One of your regular customers unexpectedly went bankrupt a year ago.
After the initial disappointment, you filed your proof of claim with the bankruptcy court and hoped for some minimal payment sometime down the road.
You had almost forgotten about that customer until this morning, when you opened your mail. Then your jaw dropped.
The bankruptcy trustee is demanding that you repay it thousands of dollars your company received before the bankruptcy.
The letter must be a joke, right? Wrong.
The bankruptcy statutes allow a bankrupt’s estate to recover certain payments made by a debtor within 90 days before its bankruptcy.
Ironically, these payments are called “preferential transfers.”
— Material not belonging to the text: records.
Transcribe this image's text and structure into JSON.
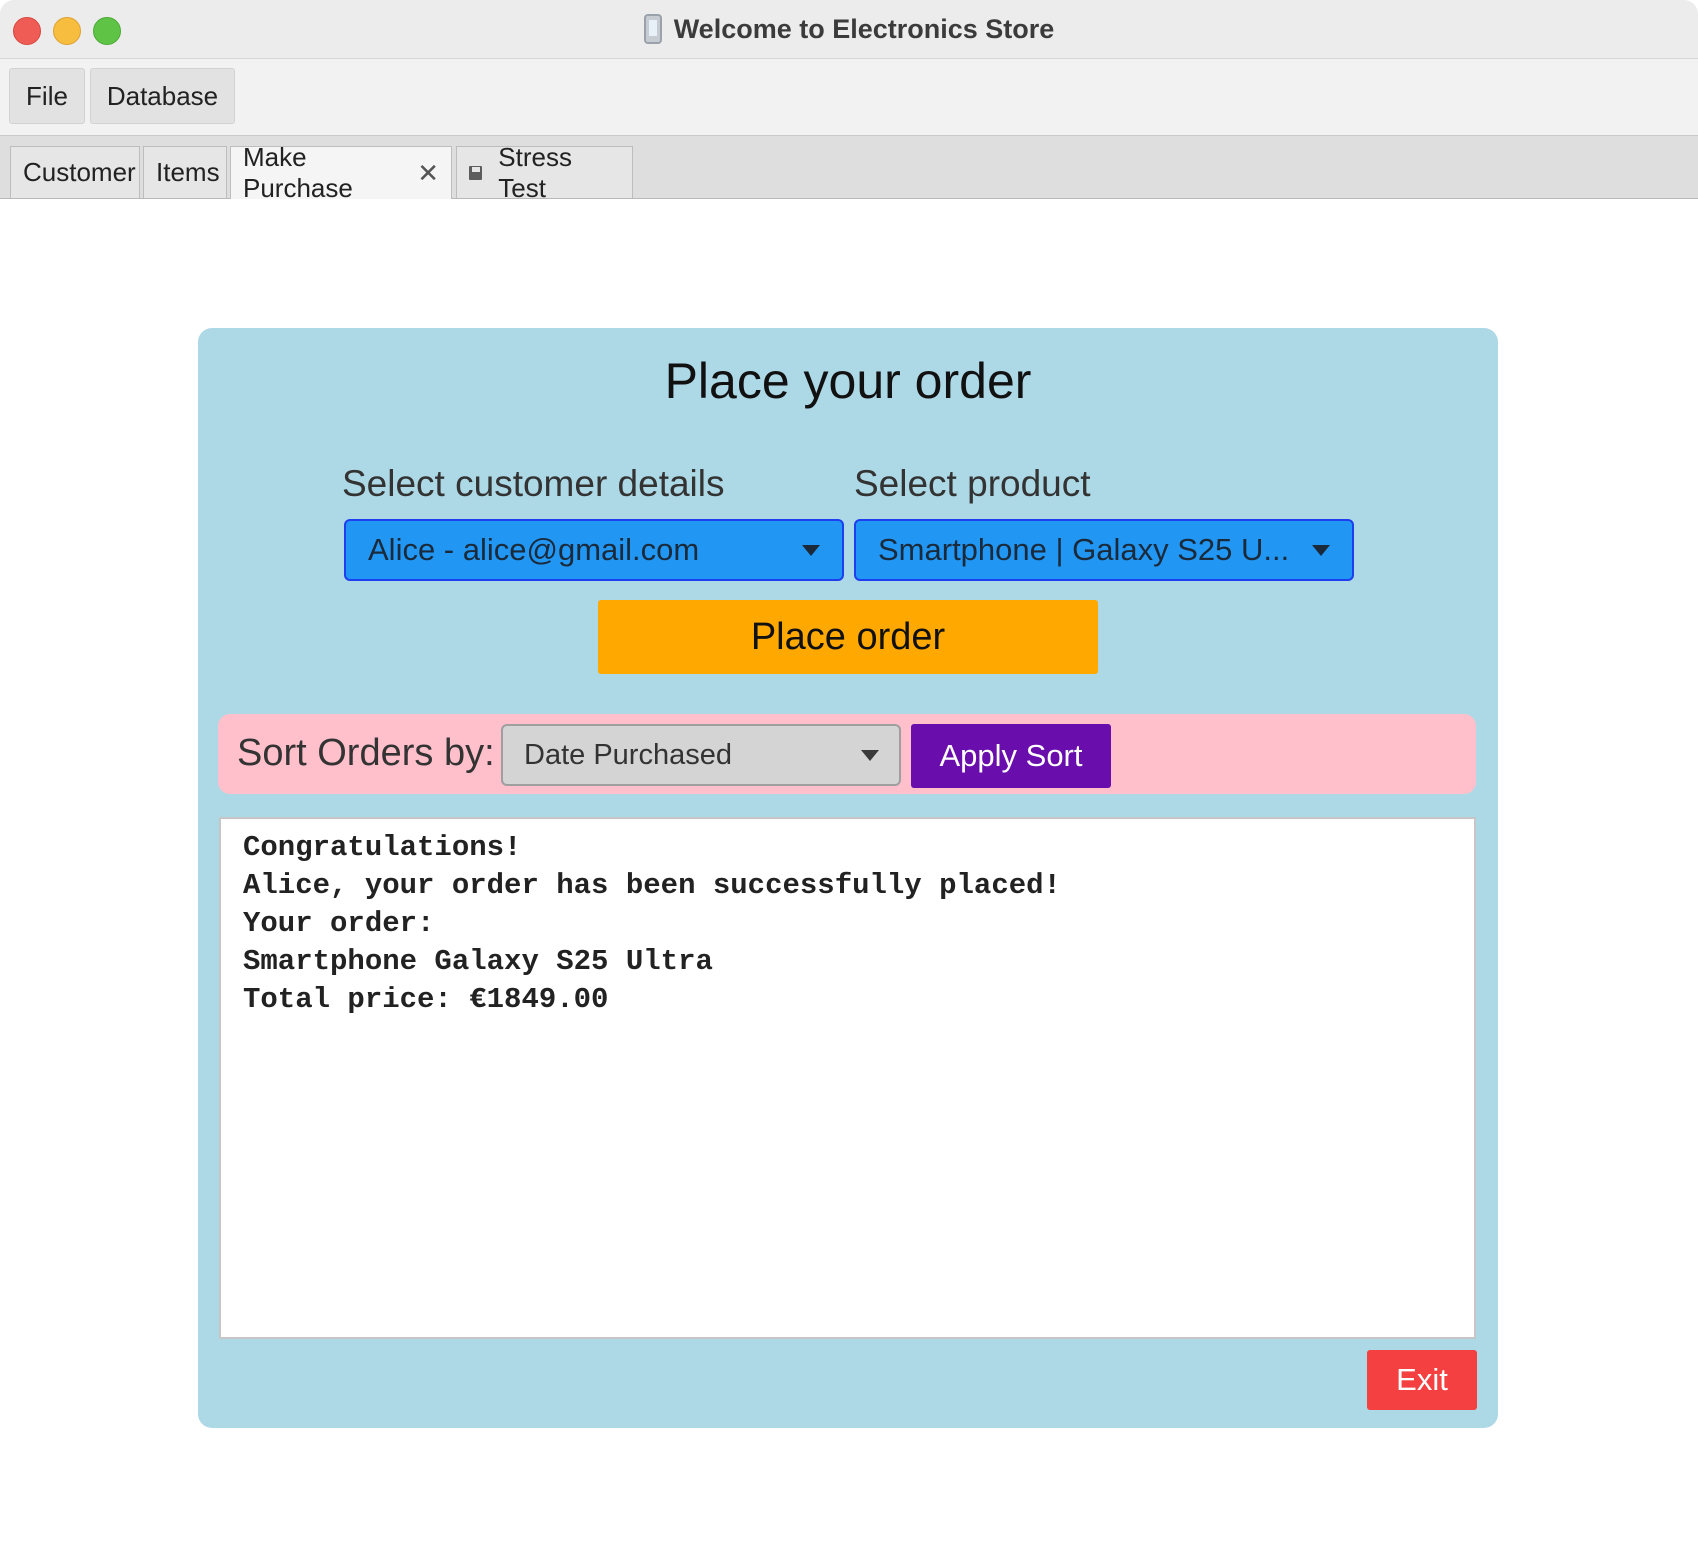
{
  "window": {
    "title": "Welcome to Electronics Store",
    "icon": "smartphone-icon"
  },
  "menu": {
    "file": "File",
    "database": "Database"
  },
  "tabs": [
    {
      "label": "Customer",
      "active": false
    },
    {
      "label": "Items",
      "active": false
    },
    {
      "label": "Make Purchase",
      "active": true,
      "close_glyph": "✕"
    },
    {
      "label": "Stress Test",
      "active": false,
      "icon": "floppy-disk-icon"
    }
  ],
  "panel": {
    "heading": "Place your order",
    "customer_label": "Select customer details",
    "product_label": "Select product",
    "customer_value": "Alice - alice@gmail.com",
    "product_value": "Smartphone | Galaxy S25 U...",
    "place_order": "Place order",
    "sort_label": "Sort Orders by:",
    "sort_value": "Date Purchased",
    "apply_sort": "Apply Sort",
    "exit": "Exit"
  },
  "output": {
    "lines": [
      "Congratulations!",
      "Alice, your order has been successfully placed!",
      "Your order:",
      "Smartphone Galaxy S25 Ultra",
      "Total price: €1849.00"
    ]
  },
  "colors": {
    "panel_bg": "#add8e6",
    "combo_bg": "#2196f3",
    "place_order_bg": "#ffa800",
    "sort_bar_bg": "#ffc0cb",
    "apply_sort_bg": "#6a0dad",
    "exit_bg": "#f44040"
  }
}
To be a preference, a transfer must have been made for the benefit of the creditor, on account of the debtor’s antecedent (preexisting) debt, while the debtor was insolvent (liabilities exceeding assets), and which allowed the creditor to receive more than it would in a bankruptcy liquidation.
A creditor, already having to write off most if not all of an important receivable because of a customer’s bankruptcy, understandably views the possibility of having to affirmatively pay money to that customer’s bankruptcy estate as the Bankruptcy Code’s “madness.”
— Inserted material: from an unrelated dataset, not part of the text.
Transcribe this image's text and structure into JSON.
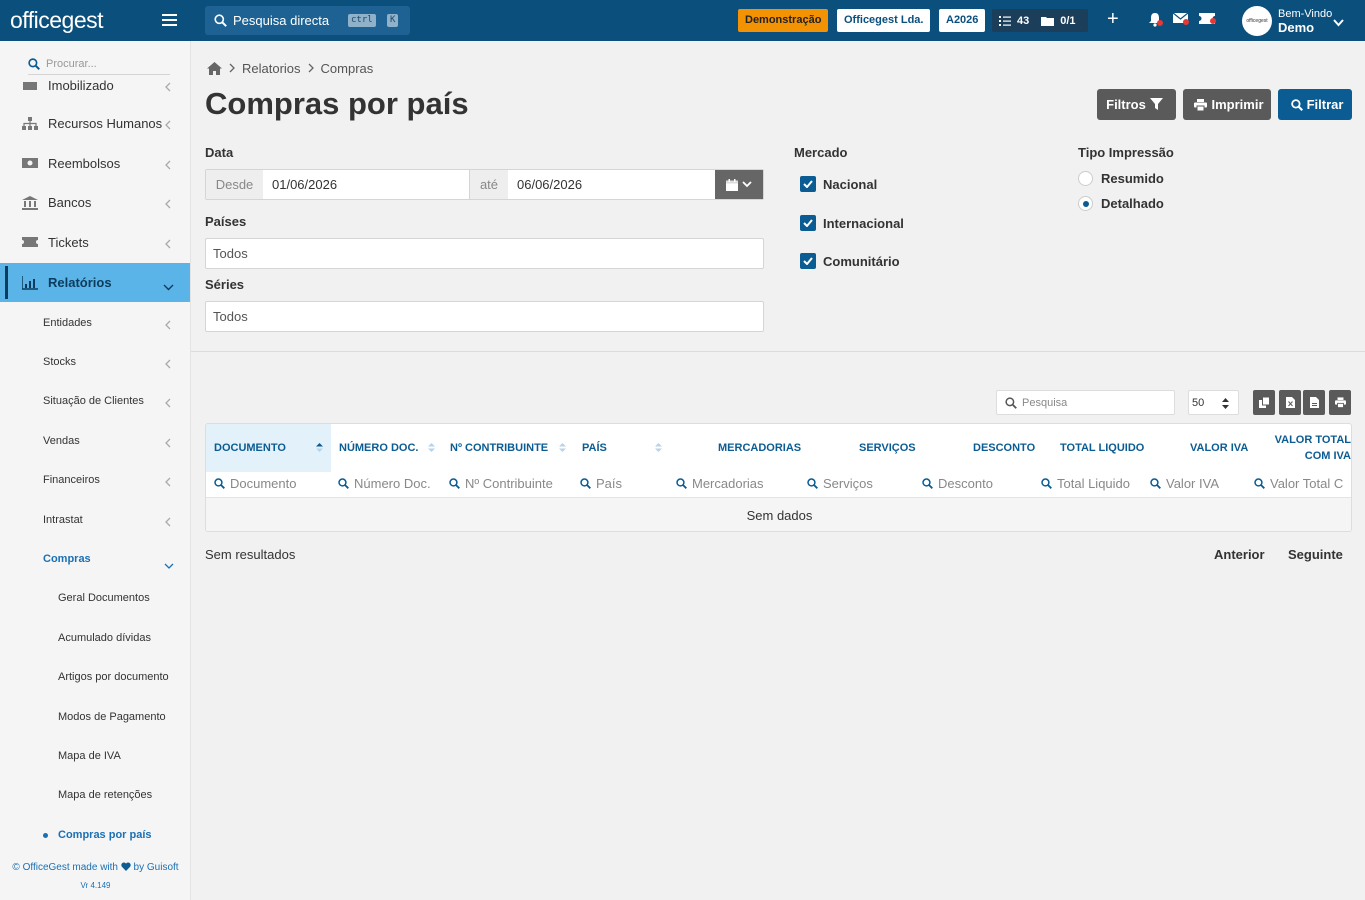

The preference law is designed to discourage creditors from racing to sue a failing debtor, to prevent a debtor from favoring some creditors over others, and to ensure equal distribution of a debtor’s assets among all creditors of the same type (i.e., secured, unsecured).
This, of course, is of little solace as you open a trustee’s demand letter or, even worse, a formal claim for repayment.
If there is any good news, it is that there are three main statutory defenses to having to repay a preferential transfer.
The first is where a customer’s payment was a “contemporaneous exchange” for new value given to the debtor. A COD payment for product is the best example of this situation.
The second is where a company gives “new value” to a debtor, after each payment received by the creditor within the preference period.
This is a “dollar for dollar” set off, which depends on the timing of payments and products (or services).
The third is where the payment was “in the ordinary course of business or financial affairs” of the debtor and the creditor, and made according to ordinary business terms.
This is not a “dollar-for-dollar” set off, but requires carefully crafted and detailed arguments as to the parties’ established, customary historical dealings both of the parties and their industry.
Preferential transfer demands are one of the commonest, most confusing and most complicated bankruptcy law issues facing creditors.
Faced with a preference claim, your FOS attorney should be your first call.